When I was in elementary school, there were two dominant female pop singers: Madonna and Cyndi Lauper. I didn’t have MTV so everything I knew about these two women was based on what my friends told me, and somehow I got the idea that you could like one or the other but not both. So I chose Cyndi Lauper, because everyone else seemed to worship Madonna and I’ve always been a contrarian like that.
I’m still more a fan of Cyndi than Madonna, but reading the wonderful anthology Madonna and Me: Women Writers on the Queen of Pop has given me a new appreciation not just for Madonna’s influence on music and popular culture, but the impact that she’s had on multiple generations of women. Not all of the thirty-nine essays in this collection are flattering to the erstwhile Material Girl; some of them are downright nasty. But whether the writer has come to praise or bury Madonna Louise Ciccone, she does it with intelligence and passion. The icon is the lens through which a whole range of issues, including religion, sexuality, feminism, body image, race, and socioeconomic status are explored, and it’s interesting to see such a diverse range of reactions and viewpoints that all have the same catalyst in common.
Though it must be said that reading about the same person in thirty-nine essays does occasionally become repetitive. I lost count of how many authors discussed Madonna’s videos for “Like a Prayer” and “Justify My Love,” and the song “Vogue” was dissected under a slew of microscopes. And while I appreciate that editor Laura Barcella included pieces from writers that didn’t like Madonna, several of those essays seemed gratuitously cruel. Much can be said about the trajectory of Madonna’s career and her business choices; attempting to read meaning into her personal decisions seems forced and unnecessary.

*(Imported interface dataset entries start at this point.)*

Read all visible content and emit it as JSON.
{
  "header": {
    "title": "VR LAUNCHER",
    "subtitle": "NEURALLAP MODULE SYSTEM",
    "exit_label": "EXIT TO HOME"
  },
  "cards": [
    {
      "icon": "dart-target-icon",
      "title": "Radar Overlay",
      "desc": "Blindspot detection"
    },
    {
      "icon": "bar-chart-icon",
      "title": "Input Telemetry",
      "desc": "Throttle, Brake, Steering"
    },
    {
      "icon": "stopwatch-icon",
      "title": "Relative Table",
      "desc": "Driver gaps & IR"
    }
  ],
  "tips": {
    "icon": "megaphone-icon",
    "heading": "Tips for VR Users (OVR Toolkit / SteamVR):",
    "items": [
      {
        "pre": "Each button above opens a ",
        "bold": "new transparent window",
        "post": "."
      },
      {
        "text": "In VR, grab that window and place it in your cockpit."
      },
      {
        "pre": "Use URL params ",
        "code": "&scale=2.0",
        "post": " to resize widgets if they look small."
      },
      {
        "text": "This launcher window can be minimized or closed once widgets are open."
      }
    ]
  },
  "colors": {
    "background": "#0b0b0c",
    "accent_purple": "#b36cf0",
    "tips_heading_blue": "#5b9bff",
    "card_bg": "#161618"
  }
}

Yet many of these essays pull off the difficult trick of being both critical and loving, gracious and sharp. For me, the standouts were Maria Gagliano’s essay “Madonna vs. the Virgin Mary,” Wendy Shanker’s “Mad Mensch,” “A Borderline History of My Relationship with Madonna” by Erin Bradley, and Barcella’s own contribution, “My Pocket Madonna.” These essays and other standouts manage to reveal just as much about the writer as the subject, and in doing so they make it clear where the real power of Madonna and Me lies: in the lives that Madonna touched through her music and movies and even her relentless casting off of images and personas. We’re all so familiar with her biography and greatest hits and performances that it’s a real treat to read these more personal, quieter reflections on what she meant to a teenager in the Pacific Northwest or a girl in New Jersey. Madonna and Me is entertaining, thought-provoking, and most of all, real – it’s a great tribute not just to the artist herself, but to her fans.
Sarah's first book, Generation Roe: Inside the Future of the Pro-Choice Movement, will be out March 2013. For more information, follow her on Twitter @saraherdreich, or check out saraherdreich.com.